Some days, it pays to be a bird biologist…
…especially when you get to fly! As the biologist who is responsible for the Estuary Restoration Project surveys, I had the very great pleasure of being able to take to the skies in the name of science last week.
In my day-to-day responsibilities, which are decidedly earthbound, I survey intertidal marshes for birds in a pair of chest waders, frequently sinking past my knees in mud. These surveys are a snapshot into how birds utilize different habitat, specifically pre- and post-restoration marshes and agricultural fields.
However, I was lucky enough to get a glimpse of the big picture.
During the spring migration, thousands of shorebirds travel from the warmer latitudes to the northern climes to breed. Species like Dunlin and Western Sandpipers flock together by the thousands, stopping in places like Fir Island Farms and Leque to catch a quick bite to eat before heading north again.
This is, in part, why estuary restoration is so important. Without these rich areas of intertidal marsh, which has large disappeared due to human development, shorebirds cannot complete their long migration. These small patches of estuary form “stepping stones” and are of vital conservation concern.
We conduct aerial surveys during the riot of the spring shorebird migration to better understand how shorebirds utilize habitat outside of our study sites. When the high tides recede across the mudflats in Skagit and Padilla Bay, the small invertebrates that shorebirds eat are close to the surface and easily accessible to those probing bills. We flew during these tidal conditions with binoculars and GPSs to count the flocks of feasting birds.
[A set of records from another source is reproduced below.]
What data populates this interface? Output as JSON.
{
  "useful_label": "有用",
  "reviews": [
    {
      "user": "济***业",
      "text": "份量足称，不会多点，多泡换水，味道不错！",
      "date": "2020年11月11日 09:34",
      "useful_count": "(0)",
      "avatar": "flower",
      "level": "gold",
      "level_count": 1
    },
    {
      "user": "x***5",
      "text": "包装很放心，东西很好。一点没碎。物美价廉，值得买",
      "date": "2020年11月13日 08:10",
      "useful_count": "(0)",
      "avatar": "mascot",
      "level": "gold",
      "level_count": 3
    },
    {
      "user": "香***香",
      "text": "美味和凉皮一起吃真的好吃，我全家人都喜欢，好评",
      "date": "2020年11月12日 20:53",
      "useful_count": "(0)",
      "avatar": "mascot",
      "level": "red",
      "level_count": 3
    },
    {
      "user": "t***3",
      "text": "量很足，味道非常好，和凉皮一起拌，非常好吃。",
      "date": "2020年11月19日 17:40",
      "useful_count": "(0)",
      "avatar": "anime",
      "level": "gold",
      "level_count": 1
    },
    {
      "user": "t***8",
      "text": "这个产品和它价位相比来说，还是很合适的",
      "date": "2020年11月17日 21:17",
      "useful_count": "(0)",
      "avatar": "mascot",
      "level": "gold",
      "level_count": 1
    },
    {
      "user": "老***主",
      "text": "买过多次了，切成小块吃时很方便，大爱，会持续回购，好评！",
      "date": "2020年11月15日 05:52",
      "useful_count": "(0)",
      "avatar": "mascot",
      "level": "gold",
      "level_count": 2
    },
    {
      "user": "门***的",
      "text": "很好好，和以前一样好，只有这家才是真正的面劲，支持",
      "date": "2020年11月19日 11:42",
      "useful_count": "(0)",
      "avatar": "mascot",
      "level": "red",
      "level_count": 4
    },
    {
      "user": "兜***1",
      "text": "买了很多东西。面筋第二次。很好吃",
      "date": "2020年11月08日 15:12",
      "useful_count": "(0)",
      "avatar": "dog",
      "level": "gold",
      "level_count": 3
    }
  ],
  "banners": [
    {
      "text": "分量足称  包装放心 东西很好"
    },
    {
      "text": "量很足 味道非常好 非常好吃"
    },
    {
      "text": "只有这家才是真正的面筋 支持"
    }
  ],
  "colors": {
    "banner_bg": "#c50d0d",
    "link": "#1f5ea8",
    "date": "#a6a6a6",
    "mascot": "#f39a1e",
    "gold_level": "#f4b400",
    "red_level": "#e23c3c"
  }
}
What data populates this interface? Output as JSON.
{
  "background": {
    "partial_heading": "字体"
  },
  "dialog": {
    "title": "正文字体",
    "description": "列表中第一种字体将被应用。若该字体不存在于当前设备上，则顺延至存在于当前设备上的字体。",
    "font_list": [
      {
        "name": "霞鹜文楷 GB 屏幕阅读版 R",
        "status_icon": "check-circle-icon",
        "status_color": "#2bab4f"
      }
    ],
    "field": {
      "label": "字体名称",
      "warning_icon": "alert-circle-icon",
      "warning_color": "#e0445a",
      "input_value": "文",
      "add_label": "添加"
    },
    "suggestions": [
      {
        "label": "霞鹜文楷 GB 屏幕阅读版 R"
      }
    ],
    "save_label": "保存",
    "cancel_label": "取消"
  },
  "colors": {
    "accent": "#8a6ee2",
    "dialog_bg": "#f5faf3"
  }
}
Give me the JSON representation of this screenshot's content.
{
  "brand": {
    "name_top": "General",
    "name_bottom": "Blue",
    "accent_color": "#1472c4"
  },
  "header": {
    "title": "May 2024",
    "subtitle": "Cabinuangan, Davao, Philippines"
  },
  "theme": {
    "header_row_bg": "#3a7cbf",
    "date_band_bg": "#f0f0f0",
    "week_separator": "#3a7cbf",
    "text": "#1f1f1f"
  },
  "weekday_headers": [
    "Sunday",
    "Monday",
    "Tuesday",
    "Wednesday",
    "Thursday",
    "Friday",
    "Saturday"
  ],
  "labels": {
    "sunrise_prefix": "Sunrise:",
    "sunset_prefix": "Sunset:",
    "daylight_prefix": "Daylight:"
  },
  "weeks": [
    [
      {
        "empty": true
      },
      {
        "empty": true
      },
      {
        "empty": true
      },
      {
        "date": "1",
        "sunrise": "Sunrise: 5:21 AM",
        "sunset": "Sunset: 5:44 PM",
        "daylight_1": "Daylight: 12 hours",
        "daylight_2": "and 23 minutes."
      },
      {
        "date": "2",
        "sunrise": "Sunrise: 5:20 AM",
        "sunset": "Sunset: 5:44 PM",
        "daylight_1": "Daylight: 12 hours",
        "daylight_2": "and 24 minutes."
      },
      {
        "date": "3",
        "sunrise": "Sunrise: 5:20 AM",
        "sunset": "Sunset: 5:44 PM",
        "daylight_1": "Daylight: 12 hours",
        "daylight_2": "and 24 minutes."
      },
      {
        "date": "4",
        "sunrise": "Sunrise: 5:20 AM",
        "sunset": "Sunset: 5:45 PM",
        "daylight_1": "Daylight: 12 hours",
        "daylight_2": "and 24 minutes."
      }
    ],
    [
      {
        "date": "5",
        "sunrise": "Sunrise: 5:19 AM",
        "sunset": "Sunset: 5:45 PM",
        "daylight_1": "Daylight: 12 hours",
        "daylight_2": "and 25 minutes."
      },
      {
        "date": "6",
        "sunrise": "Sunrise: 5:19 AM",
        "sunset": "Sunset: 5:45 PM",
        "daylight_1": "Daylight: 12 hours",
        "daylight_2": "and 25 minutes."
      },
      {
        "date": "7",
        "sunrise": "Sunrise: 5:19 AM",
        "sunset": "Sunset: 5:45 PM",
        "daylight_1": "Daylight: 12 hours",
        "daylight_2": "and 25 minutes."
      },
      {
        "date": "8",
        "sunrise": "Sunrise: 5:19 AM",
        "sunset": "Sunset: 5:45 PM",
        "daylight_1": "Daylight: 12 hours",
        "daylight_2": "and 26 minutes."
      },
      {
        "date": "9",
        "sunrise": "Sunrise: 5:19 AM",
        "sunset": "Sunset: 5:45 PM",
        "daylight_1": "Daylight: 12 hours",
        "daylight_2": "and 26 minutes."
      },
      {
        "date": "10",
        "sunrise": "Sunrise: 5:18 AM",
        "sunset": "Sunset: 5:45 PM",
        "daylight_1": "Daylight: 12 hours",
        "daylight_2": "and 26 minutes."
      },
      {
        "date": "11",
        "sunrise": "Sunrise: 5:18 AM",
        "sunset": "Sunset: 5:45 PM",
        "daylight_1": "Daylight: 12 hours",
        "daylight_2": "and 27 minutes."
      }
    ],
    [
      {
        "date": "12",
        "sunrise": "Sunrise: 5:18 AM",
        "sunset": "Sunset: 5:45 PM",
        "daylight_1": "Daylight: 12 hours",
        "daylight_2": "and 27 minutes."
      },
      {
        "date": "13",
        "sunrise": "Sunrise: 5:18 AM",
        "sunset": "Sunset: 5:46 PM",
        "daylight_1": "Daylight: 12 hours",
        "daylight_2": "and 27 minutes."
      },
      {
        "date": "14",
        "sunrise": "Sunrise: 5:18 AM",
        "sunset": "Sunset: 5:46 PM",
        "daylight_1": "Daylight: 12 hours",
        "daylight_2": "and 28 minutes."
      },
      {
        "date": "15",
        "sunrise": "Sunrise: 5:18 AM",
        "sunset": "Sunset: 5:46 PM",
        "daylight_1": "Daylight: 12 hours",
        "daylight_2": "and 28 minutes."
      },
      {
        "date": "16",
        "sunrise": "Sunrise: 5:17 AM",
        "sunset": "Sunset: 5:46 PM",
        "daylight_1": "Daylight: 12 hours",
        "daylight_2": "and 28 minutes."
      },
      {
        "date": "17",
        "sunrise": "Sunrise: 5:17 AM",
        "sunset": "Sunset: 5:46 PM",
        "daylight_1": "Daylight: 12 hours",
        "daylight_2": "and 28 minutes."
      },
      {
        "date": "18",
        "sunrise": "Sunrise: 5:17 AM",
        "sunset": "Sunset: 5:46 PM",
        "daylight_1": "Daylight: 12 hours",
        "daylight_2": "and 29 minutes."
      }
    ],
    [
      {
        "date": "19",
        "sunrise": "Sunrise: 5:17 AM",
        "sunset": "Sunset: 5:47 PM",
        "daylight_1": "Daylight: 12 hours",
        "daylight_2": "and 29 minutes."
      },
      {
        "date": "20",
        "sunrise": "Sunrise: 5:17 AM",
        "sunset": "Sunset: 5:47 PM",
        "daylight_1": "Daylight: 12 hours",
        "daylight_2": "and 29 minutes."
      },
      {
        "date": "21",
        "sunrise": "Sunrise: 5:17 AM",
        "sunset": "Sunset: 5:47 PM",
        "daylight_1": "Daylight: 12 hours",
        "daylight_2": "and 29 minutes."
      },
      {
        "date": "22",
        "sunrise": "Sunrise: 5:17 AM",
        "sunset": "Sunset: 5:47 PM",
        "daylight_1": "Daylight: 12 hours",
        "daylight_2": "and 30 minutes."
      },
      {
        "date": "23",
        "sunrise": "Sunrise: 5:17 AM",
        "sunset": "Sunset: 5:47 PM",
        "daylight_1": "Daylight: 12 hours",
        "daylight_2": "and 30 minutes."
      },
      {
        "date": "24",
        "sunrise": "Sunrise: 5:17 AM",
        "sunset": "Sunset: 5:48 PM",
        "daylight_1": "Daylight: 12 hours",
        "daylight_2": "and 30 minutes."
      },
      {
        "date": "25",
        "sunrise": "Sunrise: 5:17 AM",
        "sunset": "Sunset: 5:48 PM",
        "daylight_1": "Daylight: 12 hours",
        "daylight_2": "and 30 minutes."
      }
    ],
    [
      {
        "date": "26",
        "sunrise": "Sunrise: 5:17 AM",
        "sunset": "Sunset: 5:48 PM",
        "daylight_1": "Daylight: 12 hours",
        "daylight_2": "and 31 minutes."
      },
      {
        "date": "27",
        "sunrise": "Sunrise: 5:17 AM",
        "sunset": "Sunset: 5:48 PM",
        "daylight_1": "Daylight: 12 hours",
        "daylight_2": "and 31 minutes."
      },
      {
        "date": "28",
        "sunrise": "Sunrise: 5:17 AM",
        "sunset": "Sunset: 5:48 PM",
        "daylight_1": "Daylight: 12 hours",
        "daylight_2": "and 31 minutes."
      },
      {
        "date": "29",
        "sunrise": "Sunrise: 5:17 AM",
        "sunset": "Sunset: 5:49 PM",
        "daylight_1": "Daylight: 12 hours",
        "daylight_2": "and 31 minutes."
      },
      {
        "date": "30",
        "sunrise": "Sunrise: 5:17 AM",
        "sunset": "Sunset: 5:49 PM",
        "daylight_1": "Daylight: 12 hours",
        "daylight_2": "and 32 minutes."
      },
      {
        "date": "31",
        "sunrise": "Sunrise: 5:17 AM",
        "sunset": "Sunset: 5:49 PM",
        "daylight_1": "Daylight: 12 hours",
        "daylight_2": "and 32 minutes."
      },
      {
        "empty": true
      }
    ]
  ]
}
Both our aerial surveys were successful. We counted almost 5000 birds, mostly Western Sandpipers and Dunlin. From the air, these little birds are nothing more than bright specks of white catching the light as they move in response to our approach. They can be very difficult to spot if you don’t know what you are looking for.